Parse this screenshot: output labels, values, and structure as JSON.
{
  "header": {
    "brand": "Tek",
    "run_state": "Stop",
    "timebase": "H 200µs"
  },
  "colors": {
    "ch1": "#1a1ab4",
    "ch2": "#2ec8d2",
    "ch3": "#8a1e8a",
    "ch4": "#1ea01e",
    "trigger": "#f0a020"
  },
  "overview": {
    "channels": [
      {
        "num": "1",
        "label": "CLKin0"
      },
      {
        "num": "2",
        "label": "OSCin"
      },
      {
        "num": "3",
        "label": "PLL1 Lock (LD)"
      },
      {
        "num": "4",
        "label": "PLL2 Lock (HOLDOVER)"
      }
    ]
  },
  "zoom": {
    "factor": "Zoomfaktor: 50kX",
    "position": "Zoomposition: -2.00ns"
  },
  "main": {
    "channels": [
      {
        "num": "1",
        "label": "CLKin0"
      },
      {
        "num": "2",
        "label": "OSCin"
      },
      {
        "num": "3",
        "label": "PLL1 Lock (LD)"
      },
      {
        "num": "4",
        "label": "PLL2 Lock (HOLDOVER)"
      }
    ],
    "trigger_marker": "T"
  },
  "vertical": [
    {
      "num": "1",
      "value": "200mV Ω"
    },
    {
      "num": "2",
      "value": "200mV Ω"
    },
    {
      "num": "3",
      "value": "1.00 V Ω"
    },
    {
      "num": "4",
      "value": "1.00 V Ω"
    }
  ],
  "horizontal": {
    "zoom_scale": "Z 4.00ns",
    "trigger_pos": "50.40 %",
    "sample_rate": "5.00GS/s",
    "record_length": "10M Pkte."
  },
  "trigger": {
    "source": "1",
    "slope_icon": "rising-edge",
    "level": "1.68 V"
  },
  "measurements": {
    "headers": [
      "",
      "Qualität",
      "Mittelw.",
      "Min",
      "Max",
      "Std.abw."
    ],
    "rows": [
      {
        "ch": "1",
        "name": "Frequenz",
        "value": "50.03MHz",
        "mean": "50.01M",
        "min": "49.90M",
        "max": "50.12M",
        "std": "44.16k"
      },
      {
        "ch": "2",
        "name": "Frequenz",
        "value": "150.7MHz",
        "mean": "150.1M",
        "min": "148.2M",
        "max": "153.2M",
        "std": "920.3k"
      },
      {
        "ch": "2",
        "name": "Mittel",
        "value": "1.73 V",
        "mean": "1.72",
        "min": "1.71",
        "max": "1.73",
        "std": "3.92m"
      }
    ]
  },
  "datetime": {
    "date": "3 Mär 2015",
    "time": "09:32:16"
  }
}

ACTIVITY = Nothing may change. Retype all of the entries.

OUTPUT =
Parse this screenshot: output labels, values, and structure as JSON.
{
  "header": {
    "brand": "Tek",
    "run_state": "Stop",
    "timebase": "H 200µs"
  },
  "colors": {
    "ch1": "#1a1ab4",
    "ch2": "#2ec8d2",
    "ch3": "#8a1e8a",
    "ch4": "#1ea01e",
    "trigger": "#f0a020"
  },
  "overview": {
    "channels": [
      {
        "num": "1",
        "label": "CLKin0"
      },
      {
        "num": "2",
        "label": "OSCin"
      },
      {
        "num": "3",
        "label": "PLL1 Lock (LD)"
      },
      {
        "num": "4",
        "label": "PLL2 Lock (HOLDOVER)"
      }
    ]
  },
  "zoom": {
    "factor": "Zoomfaktor: 50kX",
    "position": "Zoomposition: -2.00ns"
  },
  "main": {
    "channels": [
      {
        "num": "1",
        "label": "CLKin0"
      },
      {
        "num": "2",
        "label": "OSCin"
      },
      {
        "num": "3",
        "label": "PLL1 Lock (LD)"
      },
      {
        "num": "4",
        "label": "PLL2 Lock (HOLDOVER)"
      }
    ],
    "trigger_marker": "T"
  },
  "vertical": [
    {
      "num": "1",
      "value": "200mV Ω"
    },
    {
      "num": "2",
      "value": "200mV Ω"
    },
    {
      "num": "3",
      "value": "1.00 V Ω"
    },
    {
      "num": "4",
      "value": "1.00 V Ω"
    }
  ],
  "horizontal": {
    "zoom_scale": "Z 4.00ns",
    "trigger_pos": "50.40 %",
    "sample_rate": "5.00GS/s",
    "record_length": "10M Pkte."
  },
  "trigger": {
    "source": "1",
    "slope_icon": "rising-edge",
    "level": "1.68 V"
  },
  "measurements": {
    "headers": [
      "",
      "Qualität",
      "Mittelw.",
      "Min",
      "Max",
      "Std.abw."
    ],
    "rows": [
      {
        "ch": "1",
        "name": "Frequenz",
        "value": "50.03MHz",
        "mean": "50.01M",
        "min": "49.90M",
        "max": "50.12M",
        "std": "44.16k"
      },
      {
        "ch": "2",
        "name": "Frequenz",
        "value": "150.7MHz",
        "mean": "150.1M",
        "min": "148.2M",
        "max": "153.2M",
        "std": "920.3k"
      },
      {
        "ch": "2",
        "name": "Mittel",
        "value": "1.73 V",
        "mean": "1.72",
        "min": "1.71",
        "max": "1.73",
        "std": "3.92m"
      }
    ]
  },
  "datetime": {
    "date": "3 Mär 2015",
    "time": "09:32:16"
  }
}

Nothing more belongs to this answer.